The huge demonstrations, which began five weeks ago, are the largest in South Korea since the pro-democracy protests in the 1980s.
Park is embroiled in a corruption scandal involving her long-time confidante Choi Soon-sil, who has been indicted on bribery charges.
Protesters in central Seoul blew out candles, turned off lights at 8pm local time then began march chanting “Park Geun-the, resign!” pic.twitter.com/JKDohKxJxr
— James Pearson (@pearswick) November 26, 2016
— LIM Yun Suk (@yunsukCNA) November 26, 2016
Prosecutors wish to speak to the president over allegations that she colluded with Choi to offer favors to businesses that contributed money to two foundations controlled by Choi.
The president has apologized twice on national television, but has so far resisted calls to resign. “It is hard to forgive myself and sleep at night with feelings of sorrow,” Park said of the scandal.
The leader of the main opposition party described the apology as insincere.
Opposition parties are attempting to put forward a parliamentary motion to impeach Park over the alleged collusion. The motion looks set to go to a vote in early December.
Post-it protest on police buses. pic.twitter.com/7nMKiqGOrA
— Steve Evans (@EvanstheAirwave) November 26, 2016
As of 8pm Saturday, The Korean Times reported 1.3 million attended the largest protest in Gwanghwamun Square in central Seoul, where activists and musicians entertained the enormous crowd.
Police said around 1,500 civic groups were involved in organizing the massive rally and that, although all previous protests have passed peacefully, 25,000 officers were required to police the event.
Earlier on Saturday, protesters marched within 200 meters of the presidential palace where Park resides, holding banners calling for her to step down.
— Luke Pierce (@lukepierce2015) November 26, 2016
Central Seoul seen from AFP Seoul office. We’re on the 18th floor but the sound of anti-Park protestors are literally rocking the office. pic.twitter.com/h9CkgP2IVL
— Hawon Jung (@allyjung) November 26, 2016
Park was elected in 2012, and her five-year term ends in February 2018. Her father Park Chung-hee ruled South Korea from 1961, when he seized power in a military coup, until he was assassinated in 1979. He reportedly remains popular with many older Koreans, as he was in power during a period of rapid economic growth.
The current president’s approval rating, however, has fallen to as low as four percent recently – a record low for South Korea’s elected presidents.
Latest posts by Niamh Harris (see all)

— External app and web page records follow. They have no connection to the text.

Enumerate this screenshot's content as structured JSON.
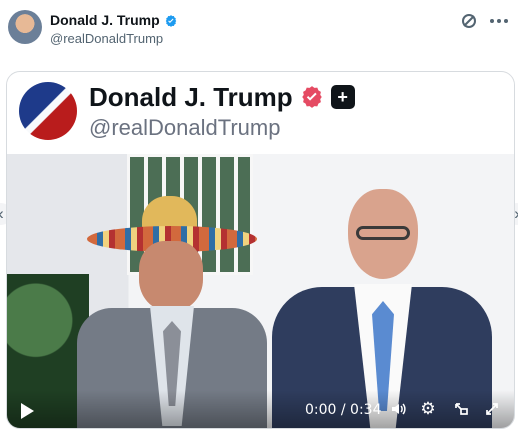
{
  "post": {
    "author_name": "Donald J. Trump",
    "author_handle": "@realDonaldTrump"
  },
  "overlay": {
    "author_name": "Donald J. Trump",
    "author_handle": "@realDonaldTrump"
  },
  "video": {
    "time": "0:00 / 0:34"
  },
  "icons": {
    "verified": "verified-badge-icon",
    "grok": "slash-circle-icon",
    "more": "more-icon",
    "play": "play-icon",
    "volume": "volume-icon",
    "settings": "gear-icon",
    "pip": "picture-in-picture-icon",
    "fullscreen": "fullscreen-icon"
  },
  "colors": {
    "verified": "#1d9bf0",
    "overlay_verified": "#e54b63",
    "text": "#0f1419",
    "muted": "#536471"
  }
}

- Biden Slams Trump For Immigration Policies He Supported Under Obama - June 25, 2019
- Facebook To Give Data On ‘Hate Speech’ Suspects To French Courts - June 25, 2019
- ISIS Leaders In Afghanistan Saved From Taliban Siege By US Troops - June 24, 2019